One of my son’s favorite exhibits was probably the coral reef exhibit. They recently remodeled it and there are tons of bright corals in there. Every time I’m there, my husband always dream about how we really should just tear down a wall in our home and put up a giant aquarium there instead. It’s so peaceful.
After we finished up with the Tropics, we headed off to the Minnesota Trail. A couple things you need to remember about the Minnesota Trail… It’s an open-air enclosure. They do put up some plastic sheets to help keep it a little warmer but you will still need to bundle the kids up. If you check the front desk there, they have a passport that the kids can stamp along the way on the trail. One other warning… they have a lot of buttons that your kids will love to press to hear all the different animal sounds. The nice thing about the trail is the fireplace they have for you to warm up at after you are finished. It’s a giant loop, so if you have someone that wants to stay behind by the fireplace they can. They also have zoo keepers and volunteers in this area showing off different animals. Usually, you can pet one if you come at the right time.
Our last stop was Discovery Bay. This area allows the braver children and adults to touch stingrays and leopard sharks. It’s it also home to one of their newest exhibits, the Monk Seals. They took over the old dolphin habitat.
Because we got there so early, we did not get to see any shows. It had more to do with our timing of everything. We usually find that it takes us about an 1hr to get though the Tropics and 30 minutes to get through the Minnesota Trail. The Coral Reef show is at 10:30. The Bird Show is located in the theater right outside the Minnesota Trail and it starts at 11. The Shark Feeding is at 11:30. The Seal show started at 12. We were off in our timing by a good half hour on each of the different shows. If we would have started our day closer to 9:30-9:45, we would have been able to hit them all. These shows are great. You learn a lot and get to be a little more up close with the animals. We have also found that these shows can get really busy and when they let out, you are now in a crowd of people. It was just not the type of day we were looking for.
Just because it’s winter, doesn’t mean they close their outside trails. Because our kids are so young, we did not brave the outdoor trails with them. Something about juggling little boots, mittens, hats and pushing a stroller the 3/4 mile path, doesn’t seem like too much fun. When they get out of stroller age, we’ll probably give it a try. Don’t let that discourage you. We did see several families make the trek.
Tips for the ZOO:
- Bring a stroller
- Wear good walking shoes
- Bring a camera
- Bring a snack or pack a lunch
- Take your time and enjoy the animals
- Check the show times out before you leave
- Get there early
- Go on a snowy day
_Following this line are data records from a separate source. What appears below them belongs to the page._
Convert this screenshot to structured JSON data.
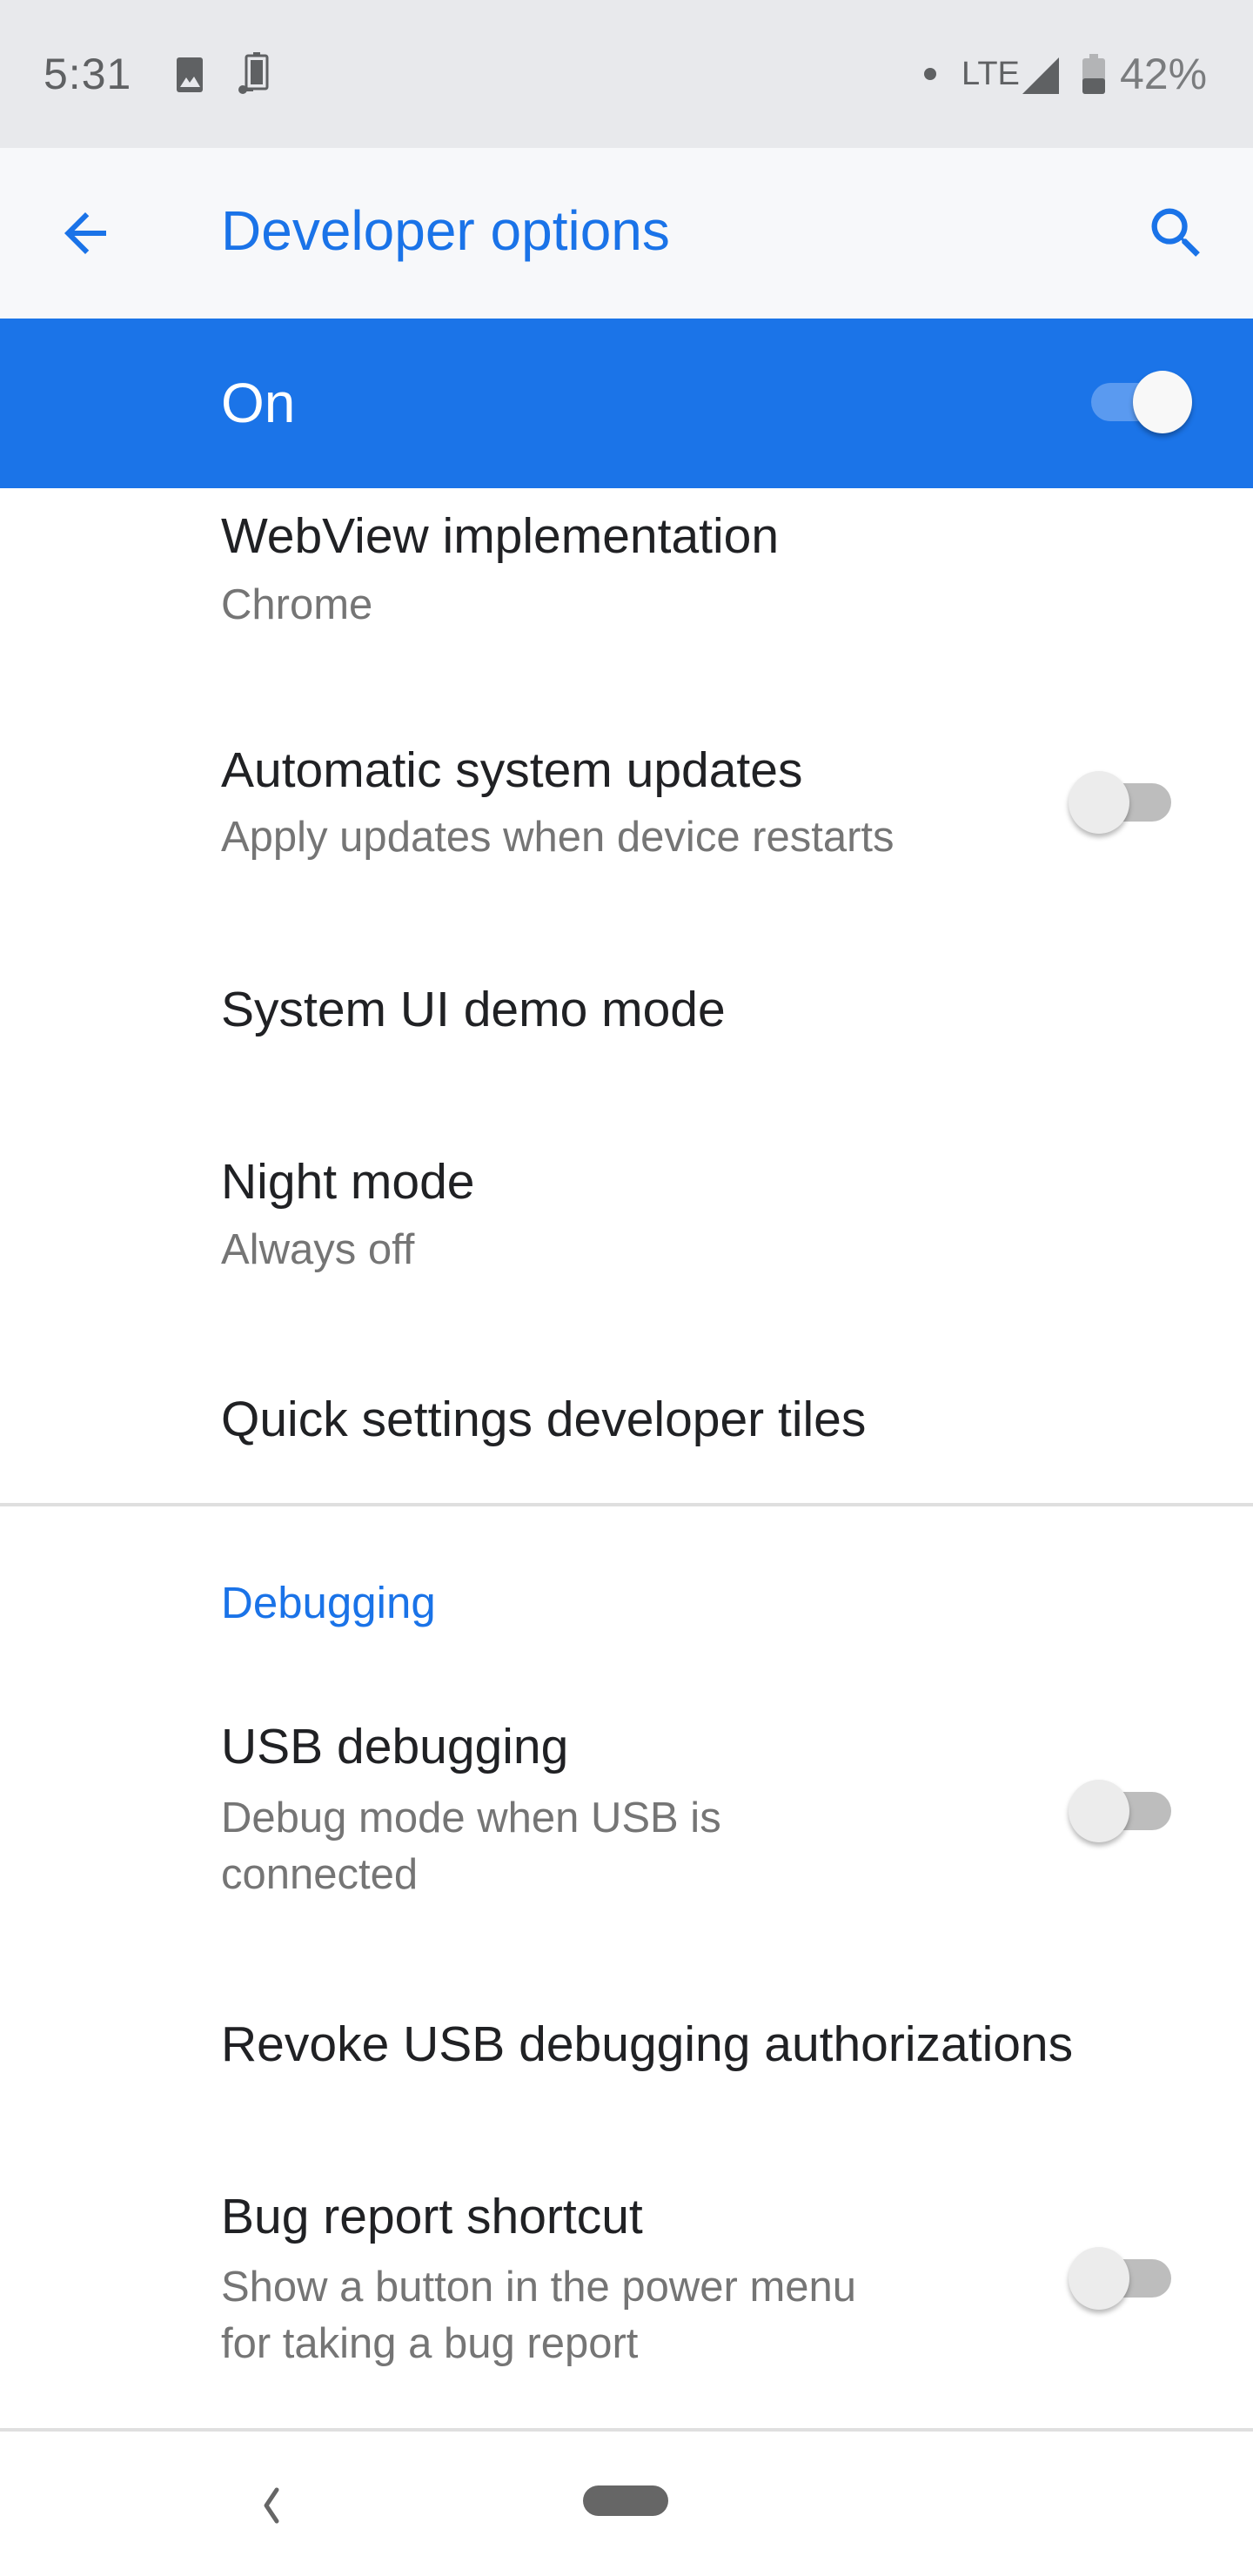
{
  "status_bar": {
    "time": "5:31",
    "notification_icons": [
      "image-icon",
      "battery-saver-usb-icon"
    ],
    "dot": "•",
    "network": "LTE",
    "signal_icon": "cell-signal-icon",
    "battery_icon": "battery-icon",
    "battery_percent": "42%",
    "battery_level": 0.42
  },
  "toolbar": {
    "back_icon": "arrow-back-icon",
    "title": "Developer options",
    "search_icon": "search-icon"
  },
  "master_switch": {
    "label": "On",
    "checked": true
  },
  "settings": [
    {
      "title": "WebView implementation",
      "subtitle": "Chrome"
    },
    {
      "title": "Automatic system updates",
      "subtitle": "Apply updates when device restarts",
      "toggle": false
    },
    {
      "title": "System UI demo mode"
    },
    {
      "title": "Night mode",
      "subtitle": "Always off"
    },
    {
      "title": "Quick settings developer tiles"
    }
  ],
  "debugging_section": {
    "header": "Debugging",
    "items": [
      {
        "title": "USB debugging",
        "subtitle_line1": "Debug mode when USB is",
        "subtitle_line2": "connected",
        "toggle": false
      },
      {
        "title": "Revoke USB debugging authorizations"
      },
      {
        "title": "Bug report shortcut",
        "subtitle_line1": "Show a button in the power menu",
        "subtitle_line2": "for taking a bug report",
        "toggle": false
      }
    ]
  },
  "nav_bar": {
    "back_icon": "nav-back-icon",
    "home_icon": "home-pill-icon"
  },
  "colors": {
    "accent": "#1a73e8",
    "master_bar": "#1b74e8",
    "status_bar_bg": "#e8e9ec",
    "toolbar_bg": "#f7f8fa",
    "primary_text": "#202124",
    "secondary_text": "#757575"
  }
}
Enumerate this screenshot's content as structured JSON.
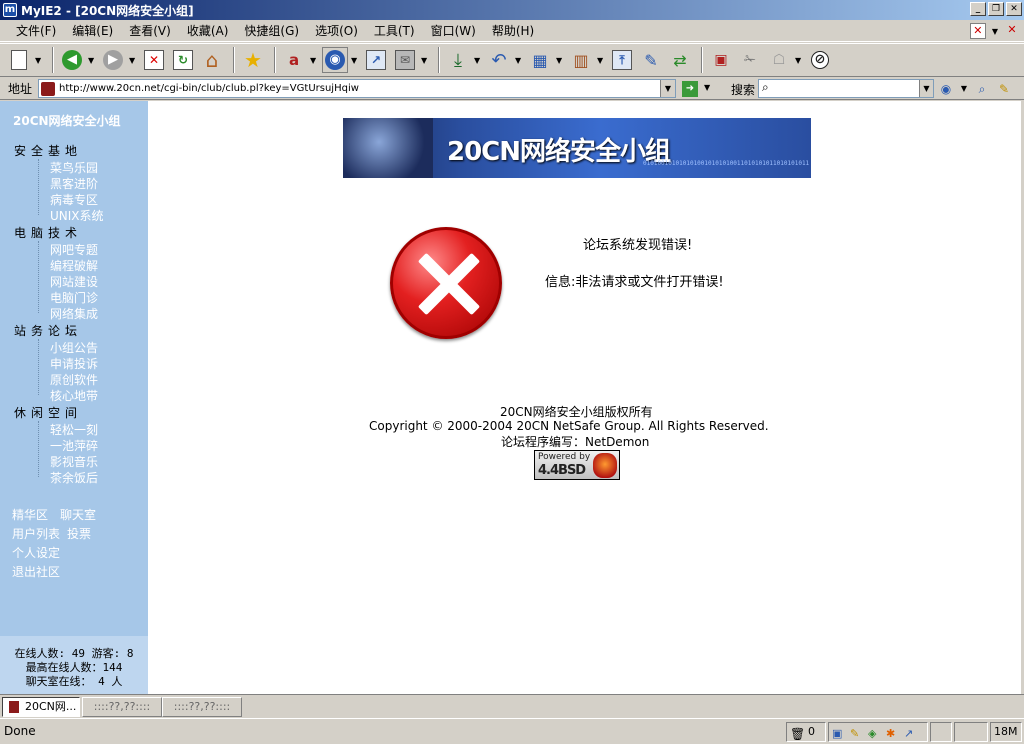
{
  "window": {
    "title": "MyIE2 - [20CN网络安全小组]",
    "app_icon_letter": "m"
  },
  "menu": {
    "items": [
      "文件(F)",
      "编辑(E)",
      "查看(V)",
      "收藏(A)",
      "快捷组(G)",
      "选项(O)",
      "工具(T)",
      "窗口(W)",
      "帮助(H)"
    ]
  },
  "address": {
    "label": "地址",
    "url": "http://www.20cn.net/cgi-bin/club/club.pl?key=VGtUrsujHqiw",
    "search_label": "搜索"
  },
  "sidebar": {
    "title": "20CN网络安全小组",
    "sections": [
      {
        "title": "安全基地",
        "links": [
          "菜鸟乐园",
          "黑客进阶",
          "病毒专区",
          "UNIX系统"
        ]
      },
      {
        "title": "电脑技术",
        "links": [
          "网吧专题",
          "编程破解",
          "网站建设",
          "电脑门诊",
          "网络集成"
        ]
      },
      {
        "title": "站务论坛",
        "links": [
          "小组公告",
          "申请投诉",
          "原创软件",
          "核心地带"
        ]
      },
      {
        "title": "休闲空间",
        "links": [
          "轻松一刻",
          "一池萍碎",
          "影视音乐",
          "茶余饭后"
        ]
      }
    ],
    "bottom_links": [
      "精华区",
      "聊天室",
      "用户列表",
      "投票",
      "个人设定",
      "退出社区"
    ],
    "stats": {
      "line1": "在线人数: 49 游客: 8",
      "line2": "最高在线人数：144",
      "line3": "聊天室在线： 4 人"
    }
  },
  "main": {
    "banner_text": "20CN网络安全小组",
    "banner_binary": "0101001010101010010101010011010101011010101011",
    "error_title": "论坛系统发现错误!",
    "error_info": "信息:非法请求或文件打开错误!",
    "footer_line1": "20CN网络安全小组版权所有",
    "footer_line2": "Copyright © 2000-2004 20CN NetSafe Group. All Rights Reserved.",
    "footer_line3": "论坛程序编写：NetDemon",
    "powered_by": "Powered by",
    "powered_bsd": "4.4BSD"
  },
  "tabs": [
    {
      "label": "20CN网..."
    },
    {
      "label": "::::??,??::::"
    },
    {
      "label": "::::??,??::::"
    }
  ],
  "status": {
    "text": "Done",
    "popup_count": "0",
    "memory": "18M"
  },
  "colors": {
    "sidebar_bg": "#a6c7e8",
    "titlebar_start": "#0a246a",
    "error_red": "#e32020"
  }
}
- Get a membership! If you are planning on going more than once a year it will pay for itself. If you are hesitant to make the commitment, hang on to your receipt. If you loved time, bring the receipt up to the guest services counter and use the price you paid towards a membership.